3. Provisions or findings of fact that bind the estate or all parties in interest with respect to the relative priorities of the secured party's lien and liens held by persons who are not party to the stipulation (This would include, for example, an order approving a stipulation providing that the secured party's lien is a “first priority” lien.). (See ¶ C. 3 )
4. Waivers of, or grants of lien on, rights under Bankruptcy Code §506(c) ,unless the waiver or grant is effective only during the period in which the debtor is authorized to use cash collateral or borrow funds. (Otherwise a future trustee might be faced with a duty to care for and preserve collateral in the trustee's possession and no financial means for discharging that duty.)(See ¶¶ C. 9 , 10 )
5. Provisions that operate, as a practical matter, to divest the debtor in possession or trustee of any discretion in the formulation of a plan or administration of the estate or limit access to the court to seek any relief under other applicable provisions of law. (See ¶ C. 5 )
6. Releases of, or limitations on, liability for the creditor's alleged prepetition torts or breaches of contract. (See ¶ C. 7 )
7. Waivers of, or liens on any of the estate’s rights arising under Bankruptcy Code §§ 544 , 545 , 547 , 548 , 549 , 553 , 723(a) , or 724(a) , or the proceeds of any such rights. (See ¶ C. 10 )
8. Automatic relief from the automatic stay upon default, conversion to Chapter 7, or appointment of a trustee. (See ¶ C. 4 )
9. Waivers and modifications of the procedural requirements for foreclosure mandated under applicable non-bankruptcy law. (See ¶ C. 6 )
10. Waivers or limitations, effective on default or expiration, of the debtor in possession’s or trustee’s's right to move for a court order pursuant to Bankruptcy Code § 363(c)(2)(B) authorizing the use of cash collateral in the absence of the secured party's consent. (See ¶ C. 5 )
11. Findings of fact on matters extraneous to the approval process. (For example, in connection with an application to borrow on a secured basis, a finding that the debtor cannot obtain unsecured credit would be acceptable if supported by competent evidence, whereas a “finding” that the lender acted in good faith in declaring the prepetition loan in default would not be acceptable.)
12. Provisions providing unreasonable treatment with respect to fees or professionals retained by a creditors’ committee compared to any carve-outs provided for professionals retained by the debtor in possession or trustee. (See ¶ C. 11 )
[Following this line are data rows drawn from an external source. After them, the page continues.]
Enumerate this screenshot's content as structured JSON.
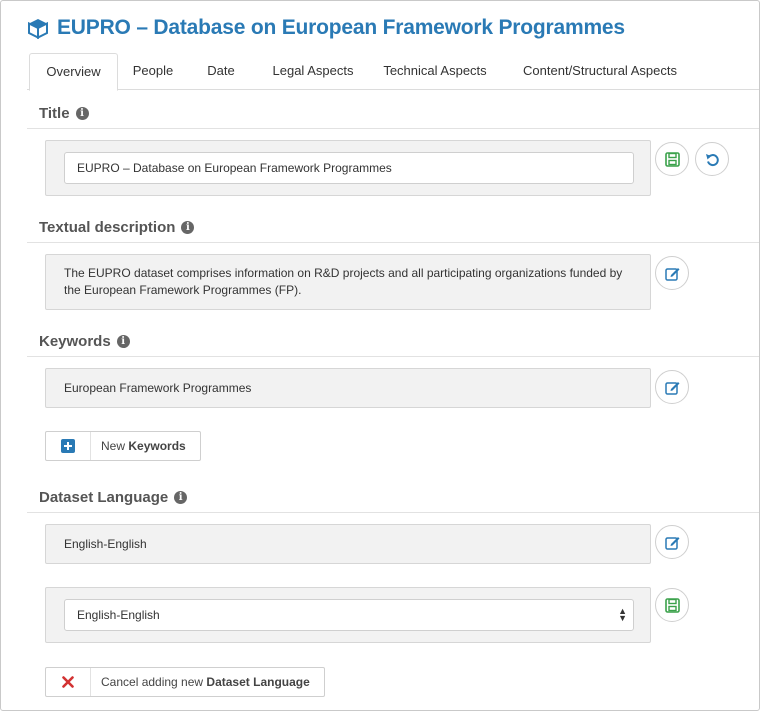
{
  "header": {
    "title": "EUPRO – Database on European Framework Programmes",
    "icon": "cube-icon"
  },
  "tabs": [
    "Overview",
    "People",
    "Date",
    "Legal Aspects",
    "Technical Aspects",
    "Content/Structural Aspects"
  ],
  "title_section": {
    "heading": "Title",
    "value": "EUPRO – Database on European Framework Programmes"
  },
  "description_section": {
    "heading": "Textual description",
    "line1": "The EUPRO dataset comprises information on R&D projects and all participating organizations funded by",
    "line2": "the European Framework Programmes (FP)."
  },
  "keywords_section": {
    "heading": "Keywords",
    "value": "European Framework Programmes",
    "new_prefix": "New",
    "new_bold": "Keywords"
  },
  "language_section": {
    "heading": "Dataset Language",
    "value": "English-English",
    "select_value": "English-English",
    "cancel_prefix": "Cancel adding new",
    "cancel_bold": "Dataset Language"
  },
  "colors": {
    "accent": "#2a7ab5",
    "save_green": "#3aa14a",
    "cancel_red": "#d23232",
    "panel_bg": "#f2f2f2"
  }
}
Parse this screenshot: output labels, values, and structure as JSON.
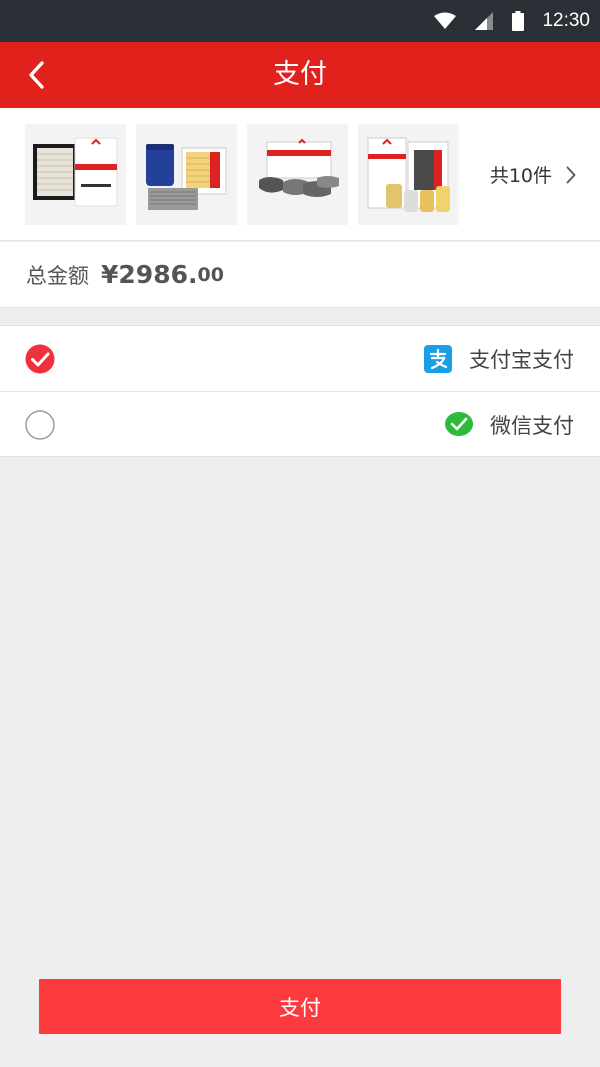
{
  "status_bar": {
    "time": "12:30"
  },
  "header": {
    "title": "支付",
    "back_icon": "chevron-left-icon"
  },
  "products": {
    "thumbnails": [
      {
        "name": "air-filter"
      },
      {
        "name": "oil-and-air-filter"
      },
      {
        "name": "brake-pads"
      },
      {
        "name": "filter-kit"
      }
    ],
    "count_label": "共10件"
  },
  "total": {
    "label": "总金额",
    "currency": "¥",
    "integer": "2986.",
    "cents": "00"
  },
  "payment_methods": [
    {
      "label": "支付宝支付",
      "icon": "alipay-icon",
      "selected": true
    },
    {
      "label": "微信支付",
      "icon": "wechat-pay-icon",
      "selected": false
    }
  ],
  "pay_button": {
    "label": "支付"
  },
  "colors": {
    "header": "#e1211c",
    "button": "#fd3b3f",
    "alipay": "#1a9fe6",
    "wechat": "#2dbb3b"
  }
}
13. Provisions that provide an inadequate carve-out for a subsequently appointed trustee in the case, whether before or after conversion. (See ¶ C. 11 )
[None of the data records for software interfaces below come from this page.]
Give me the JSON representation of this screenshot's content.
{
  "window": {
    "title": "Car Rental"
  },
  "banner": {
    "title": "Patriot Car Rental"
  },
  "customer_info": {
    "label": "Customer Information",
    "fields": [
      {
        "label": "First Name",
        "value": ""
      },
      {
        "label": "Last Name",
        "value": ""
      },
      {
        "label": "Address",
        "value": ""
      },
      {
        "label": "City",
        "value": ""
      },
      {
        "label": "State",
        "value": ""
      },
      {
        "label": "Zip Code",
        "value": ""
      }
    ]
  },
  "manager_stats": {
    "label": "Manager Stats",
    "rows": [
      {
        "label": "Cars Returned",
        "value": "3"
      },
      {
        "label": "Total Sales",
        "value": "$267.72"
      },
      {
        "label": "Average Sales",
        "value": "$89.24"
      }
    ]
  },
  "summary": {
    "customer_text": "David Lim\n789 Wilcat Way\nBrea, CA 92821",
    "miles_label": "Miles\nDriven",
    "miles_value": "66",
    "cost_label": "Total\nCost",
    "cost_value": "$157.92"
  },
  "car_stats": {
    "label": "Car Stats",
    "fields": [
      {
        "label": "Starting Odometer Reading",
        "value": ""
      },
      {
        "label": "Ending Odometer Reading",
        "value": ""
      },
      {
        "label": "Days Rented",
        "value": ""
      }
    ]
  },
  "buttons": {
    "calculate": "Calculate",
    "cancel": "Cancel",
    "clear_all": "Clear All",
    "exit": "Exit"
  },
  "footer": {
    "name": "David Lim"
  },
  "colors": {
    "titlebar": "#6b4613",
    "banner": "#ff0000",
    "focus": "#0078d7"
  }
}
F. The court will ordinarily approve the following:
1. Withdrawal of consent to use cash collateral or termination of further financing, upon occurrence of a default or conversion to Chapter 7.
2. Securing any postpetition diminution in the value of the secured party's collateral with a lien on postpetition collateral of the same type as the secured party had prepetition, if such lien is subordinated to the compensation and expense reimbursement (excluding professional fees) allowed to any trustee thereafter appointed in the case.
3. Securing new advances or value diminution with a lien on other assets of the estate, but only if the lien is subordinated to all the expenses of administration (including professional fees) of a superseding Chapter 7 case.
4. Reservations of rights under Bankruptcy Code § 507(b) , unless the stipulation calls for modification of the Code's priorities in the event of a conversion to Chapter 7. (See Bankruptcy Code § 726(b) )
5. Reasonable reporting requirements.
6. Reasonable budgets and use restrictions.
7. Expiration date for the stipulation.
Each unopposed motion or stipulation for the use of cash collateral or post petition financing must include a certification signed by counsel for the debtor in possession or trustee ("Certifying Professional") regarding compliance with these Guidelines. The certification must appear as part of the Introductory Statement and be signed by the Certifying Professional. The certification is as follows: